(Work to complete): Each entry listed below should be reproduced word for word.

(Dataset entries):
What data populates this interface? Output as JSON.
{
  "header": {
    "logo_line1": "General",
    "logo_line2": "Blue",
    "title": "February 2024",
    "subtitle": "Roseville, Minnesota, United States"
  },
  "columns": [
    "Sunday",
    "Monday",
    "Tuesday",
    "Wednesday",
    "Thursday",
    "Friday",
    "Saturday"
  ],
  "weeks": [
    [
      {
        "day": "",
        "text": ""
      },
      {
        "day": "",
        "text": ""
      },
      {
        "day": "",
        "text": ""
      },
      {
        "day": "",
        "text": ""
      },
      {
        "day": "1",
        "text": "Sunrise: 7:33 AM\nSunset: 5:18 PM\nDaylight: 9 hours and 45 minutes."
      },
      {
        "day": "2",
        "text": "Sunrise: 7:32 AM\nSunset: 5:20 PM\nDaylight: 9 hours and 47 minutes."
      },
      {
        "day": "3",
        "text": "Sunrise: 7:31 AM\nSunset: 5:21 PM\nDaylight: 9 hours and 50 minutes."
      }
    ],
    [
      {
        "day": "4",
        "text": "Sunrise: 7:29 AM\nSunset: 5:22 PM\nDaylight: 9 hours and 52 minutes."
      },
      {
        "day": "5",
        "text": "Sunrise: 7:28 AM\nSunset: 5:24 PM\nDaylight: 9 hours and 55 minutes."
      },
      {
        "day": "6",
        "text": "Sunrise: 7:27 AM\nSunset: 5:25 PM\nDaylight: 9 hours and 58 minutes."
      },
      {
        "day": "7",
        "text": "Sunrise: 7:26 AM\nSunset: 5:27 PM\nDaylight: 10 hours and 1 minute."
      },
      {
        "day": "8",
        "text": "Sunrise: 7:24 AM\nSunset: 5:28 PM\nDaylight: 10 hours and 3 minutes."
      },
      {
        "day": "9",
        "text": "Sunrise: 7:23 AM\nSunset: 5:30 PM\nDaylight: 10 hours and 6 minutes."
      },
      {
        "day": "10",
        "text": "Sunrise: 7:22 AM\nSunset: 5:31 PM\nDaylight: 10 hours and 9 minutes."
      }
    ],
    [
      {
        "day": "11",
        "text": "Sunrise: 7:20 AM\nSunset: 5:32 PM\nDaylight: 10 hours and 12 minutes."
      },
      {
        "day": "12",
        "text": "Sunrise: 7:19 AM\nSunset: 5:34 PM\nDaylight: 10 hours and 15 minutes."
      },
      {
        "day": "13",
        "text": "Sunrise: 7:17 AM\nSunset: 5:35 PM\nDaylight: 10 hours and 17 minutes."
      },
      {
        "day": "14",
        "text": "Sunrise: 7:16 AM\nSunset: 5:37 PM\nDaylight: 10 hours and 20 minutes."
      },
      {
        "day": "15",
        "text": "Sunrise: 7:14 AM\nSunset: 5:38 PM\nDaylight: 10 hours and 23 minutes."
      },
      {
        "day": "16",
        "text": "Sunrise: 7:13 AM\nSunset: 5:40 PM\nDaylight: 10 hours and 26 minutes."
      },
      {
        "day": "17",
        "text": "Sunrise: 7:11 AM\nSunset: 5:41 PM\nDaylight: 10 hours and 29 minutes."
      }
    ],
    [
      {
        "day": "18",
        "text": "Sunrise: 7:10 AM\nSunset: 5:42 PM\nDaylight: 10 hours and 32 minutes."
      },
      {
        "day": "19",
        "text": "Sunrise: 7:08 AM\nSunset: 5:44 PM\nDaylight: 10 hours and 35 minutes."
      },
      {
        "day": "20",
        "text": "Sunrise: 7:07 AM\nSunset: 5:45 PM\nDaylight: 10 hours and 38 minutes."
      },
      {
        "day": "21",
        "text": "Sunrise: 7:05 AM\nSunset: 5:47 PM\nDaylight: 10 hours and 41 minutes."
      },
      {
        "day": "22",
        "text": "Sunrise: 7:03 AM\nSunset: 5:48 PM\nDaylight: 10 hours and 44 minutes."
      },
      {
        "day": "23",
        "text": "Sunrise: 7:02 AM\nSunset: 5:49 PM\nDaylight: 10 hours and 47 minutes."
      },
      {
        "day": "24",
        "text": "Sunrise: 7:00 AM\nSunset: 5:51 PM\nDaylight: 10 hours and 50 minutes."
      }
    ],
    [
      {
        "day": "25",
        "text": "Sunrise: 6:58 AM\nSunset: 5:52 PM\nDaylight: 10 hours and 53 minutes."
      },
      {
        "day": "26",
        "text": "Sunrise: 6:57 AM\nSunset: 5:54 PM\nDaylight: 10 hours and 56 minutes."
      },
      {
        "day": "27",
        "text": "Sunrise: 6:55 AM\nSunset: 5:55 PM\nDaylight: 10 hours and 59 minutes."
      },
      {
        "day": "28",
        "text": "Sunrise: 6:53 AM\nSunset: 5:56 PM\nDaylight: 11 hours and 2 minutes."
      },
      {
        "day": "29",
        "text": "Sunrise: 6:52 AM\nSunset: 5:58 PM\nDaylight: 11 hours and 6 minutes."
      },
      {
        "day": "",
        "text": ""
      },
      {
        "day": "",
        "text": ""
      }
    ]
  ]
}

(Written response):
What data populates this interface? Output as JSON.
{
  "header": {
    "logo_line1": "General",
    "logo_line2": "Blue",
    "title": "February 2024",
    "subtitle": "Roseville, Minnesota, United States"
  },
  "columns": [
    "Sunday",
    "Monday",
    "Tuesday",
    "Wednesday",
    "Thursday",
    "Friday",
    "Saturday"
  ],
  "weeks": [
    [
      {
        "day": "",
        "text": ""
      },
      {
        "day": "",
        "text": ""
      },
      {
        "day": "",
        "text": ""
      },
      {
        "day": "",
        "text": ""
      },
      {
        "day": "1",
        "text": "Sunrise: 7:33 AM\nSunset: 5:18 PM\nDaylight: 9 hours and 45 minutes."
      },
      {
        "day": "2",
        "text": "Sunrise: 7:32 AM\nSunset: 5:20 PM\nDaylight: 9 hours and 47 minutes."
      },
      {
        "day": "3",
        "text": "Sunrise: 7:31 AM\nSunset: 5:21 PM\nDaylight: 9 hours and 50 minutes."
      }
    ],
    [
      {
        "day": "4",
        "text": "Sunrise: 7:29 AM\nSunset: 5:22 PM\nDaylight: 9 hours and 52 minutes."
      },
      {
        "day": "5",
        "text": "Sunrise: 7:28 AM\nSunset: 5:24 PM\nDaylight: 9 hours and 55 minutes."
      },
      {
        "day": "6",
        "text": "Sunrise: 7:27 AM\nSunset: 5:25 PM\nDaylight: 9 hours and 58 minutes."
      },
      {
        "day": "7",
        "text": "Sunrise: 7:26 AM\nSunset: 5:27 PM\nDaylight: 10 hours and 1 minute."
      },
      {
        "day": "8",
        "text": "Sunrise: 7:24 AM\nSunset: 5:28 PM\nDaylight: 10 hours and 3 minutes."
      },
      {
        "day": "9",
        "text": "Sunrise: 7:23 AM\nSunset: 5:30 PM\nDaylight: 10 hours and 6 minutes."
      },
      {
        "day": "10",
        "text": "Sunrise: 7:22 AM\nSunset: 5:31 PM\nDaylight: 10 hours and 9 minutes."
      }
    ],
    [
      {
        "day": "11",
        "text": "Sunrise: 7:20 AM\nSunset: 5:32 PM\nDaylight: 10 hours and 12 minutes."
      },
      {
        "day": "12",
        "text": "Sunrise: 7:19 AM\nSunset: 5:34 PM\nDaylight: 10 hours and 15 minutes."
      },
      {
        "day": "13",
        "text": "Sunrise: 7:17 AM\nSunset: 5:35 PM\nDaylight: 10 hours and 17 minutes."
      },
      {
        "day": "14",
        "text": "Sunrise: 7:16 AM\nSunset: 5:37 PM\nDaylight: 10 hours and 20 minutes."
      },
      {
        "day": "15",
        "text": "Sunrise: 7:14 AM\nSunset: 5:38 PM\nDaylight: 10 hours and 23 minutes."
      },
      {
        "day": "16",
        "text": "Sunrise: 7:13 AM\nSunset: 5:40 PM\nDaylight: 10 hours and 26 minutes."
      },
      {
        "day": "17",
        "text": "Sunrise: 7:11 AM\nSunset: 5:41 PM\nDaylight: 10 hours and 29 minutes."
      }
    ],
    [
      {
        "day": "18",
        "text": "Sunrise: 7:10 AM\nSunset: 5:42 PM\nDaylight: 10 hours and 32 minutes."
      },
      {
        "day": "19",
        "text": "Sunrise: 7:08 AM\nSunset: 5:44 PM\nDaylight: 10 hours and 35 minutes."
      },
      {
        "day": "20",
        "text": "Sunrise: 7:07 AM\nSunset: 5:45 PM\nDaylight: 10 hours and 38 minutes."
      },
      {
        "day": "21",
        "text": "Sunrise: 7:05 AM\nSunset: 5:47 PM\nDaylight: 10 hours and 41 minutes."
      },
      {
        "day": "22",
        "text": "Sunrise: 7:03 AM\nSunset: 5:48 PM\nDaylight: 10 hours and 44 minutes."
      },
      {
        "day": "23",
        "text": "Sunrise: 7:02 AM\nSunset: 5:49 PM\nDaylight: 10 hours and 47 minutes."
      },
      {
        "day": "24",
        "text": "Sunrise: 7:00 AM\nSunset: 5:51 PM\nDaylight: 10 hours and 50 minutes."
      }
    ],
    [
      {
        "day": "25",
        "text": "Sunrise: 6:58 AM\nSunset: 5:52 PM\nDaylight: 10 hours and 53 minutes."
      },
      {
        "day": "26",
        "text": "Sunrise: 6:57 AM\nSunset: 5:54 PM\nDaylight: 10 hours and 56 minutes."
      },
      {
        "day": "27",
        "text": "Sunrise: 6:55 AM\nSunset: 5:55 PM\nDaylight: 10 hours and 59 minutes."
      },
      {
        "day": "28",
        "text": "Sunrise: 6:53 AM\nSunset: 5:56 PM\nDaylight: 11 hours and 2 minutes."
      },
      {
        "day": "29",
        "text": "Sunrise: 6:52 AM\nSunset: 5:58 PM\nDaylight: 11 hours and 6 minutes."
      },
      {
        "day": "",
        "text": ""
      },
      {
        "day": "",
        "text": ""
      }
    ]
  ]
}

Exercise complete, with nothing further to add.